jump to navigation

Getting (a bit of) philosophical December 4, 2006

Posted by grhomeboy in Culture History Mythology, Editorial.

Some thoughts due to the coming Christmas Season and the Christmas Spirit of Peace on Earth. Humanity, consider yourself warned!

One day out hunting in a wood, Agamemnon, king of Mycenae and commander of the Greek expedition to Troy, killed a stag and boasted he was a finer hunter than the goddess Artemis who, in retribution, held the Greek fleet windbound in the harbour of Auvlis. In return for a fair wind to carry the Greeks to Troy to avenge the abduction of Agamemnon’s sister-in-law Helen, Artemis demanded a blood sacrifice, Agamemnon’s daughter Iphigenia.

Having conquered Troy and recaptured Helen, the king returned to Mycenae, whereupon, to avenge the sacrifice of her daughter, his wife Clytemnestra savagely stabbed him to death in his bath, before butchering his concubine, Cassandra, with an axe.

Eight years later, Agamemnon’s son, Orestes, encouraged by his surviving sister, Electra, returned to avenge his father’s death by beheading his own mother and her lover, Aegisthus. To exact revenge in turn, Orestes was hunted down by his uncle Menelaus, pursued by the female furies, the Erinyes, and brought to trial before the Areopagus in Athens.

Does this sound familiar?

Conservative educationalists have got a point > we’ve still got a lot to learn from the Greek classics.

The fate of the house of Pelops, told by Homer, Sophocles, Aeschylus and Euripides, warns us what happens when humans get caught up in a revenge cycle. Let’s think of the possible story the Greek playwrights could spin from the struggles and wars between different nations or countries in the modern days.

Is the tragedy and pathos highlighted by heartbreaking personal loss, replaced again?

So what’s the solution, if not?

Unsurprisingly, the Greeks provide an answer > for a revenge cycle to end, an occupant of the throne needs to die in his or her bed. Only a natural death can hand a successor the legitimacy, unity, stability and time needed to build a case.
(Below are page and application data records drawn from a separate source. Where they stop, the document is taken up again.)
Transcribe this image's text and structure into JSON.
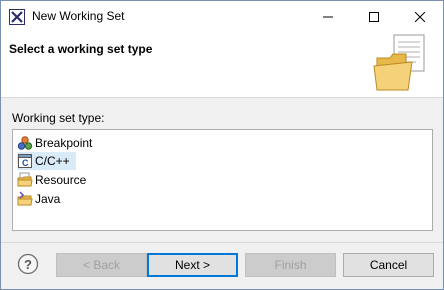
{
  "window": {
    "title": "New Working Set"
  },
  "banner": {
    "title": "Select a working set type"
  },
  "content": {
    "list_label": "Working set type:",
    "items": [
      {
        "label": "Breakpoint",
        "icon": "breakpoint-icon",
        "selected": false
      },
      {
        "label": "C/C++",
        "icon": "c-cpp-icon",
        "selected": true
      },
      {
        "label": "Resource",
        "icon": "resource-folder-icon",
        "selected": false
      },
      {
        "label": "Java",
        "icon": "java-folder-icon",
        "selected": false
      }
    ]
  },
  "buttons": {
    "back": "< Back",
    "next": "Next >",
    "finish": "Finish",
    "cancel": "Cancel"
  },
  "colors": {
    "selection": "#d9ebf9",
    "accent": "#0078d7"
  }
}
But how much time is needed? Turning a clepsydra and counting may not be a realistic solution. Time!

How much time do we need? How much time do we have?

To forgive and to be forgiven. How much time does the Christmas Spirit needs to shine its everlasting light on Earth? How much time does Peace needs to arrive, once for good, on Earth?

Do you read me? Can you answer me?



1. aeren - December 21, 2006

well, i think that this Christmas spirit has distract people’s attention from the very point of Christmas, the birth of the Saviour. Now we think for Santa, for presents and for other things but not for the main thing. we r missing the point. The one thing i am asking for is “How do u celebrate Christmas, the birth of Jesus when He is not born in u?” why should we show love to our beloved ones only few days in the year when we have all the days in the year. So, give presents to ur close ones whenever u wish with or without reason ^_^ peace on earth, have a Christmas filled with love

2. aeren - December 21, 2006

i mean “warm” ^_^

Sorry comments are closed for this entry

%d bloggers like this: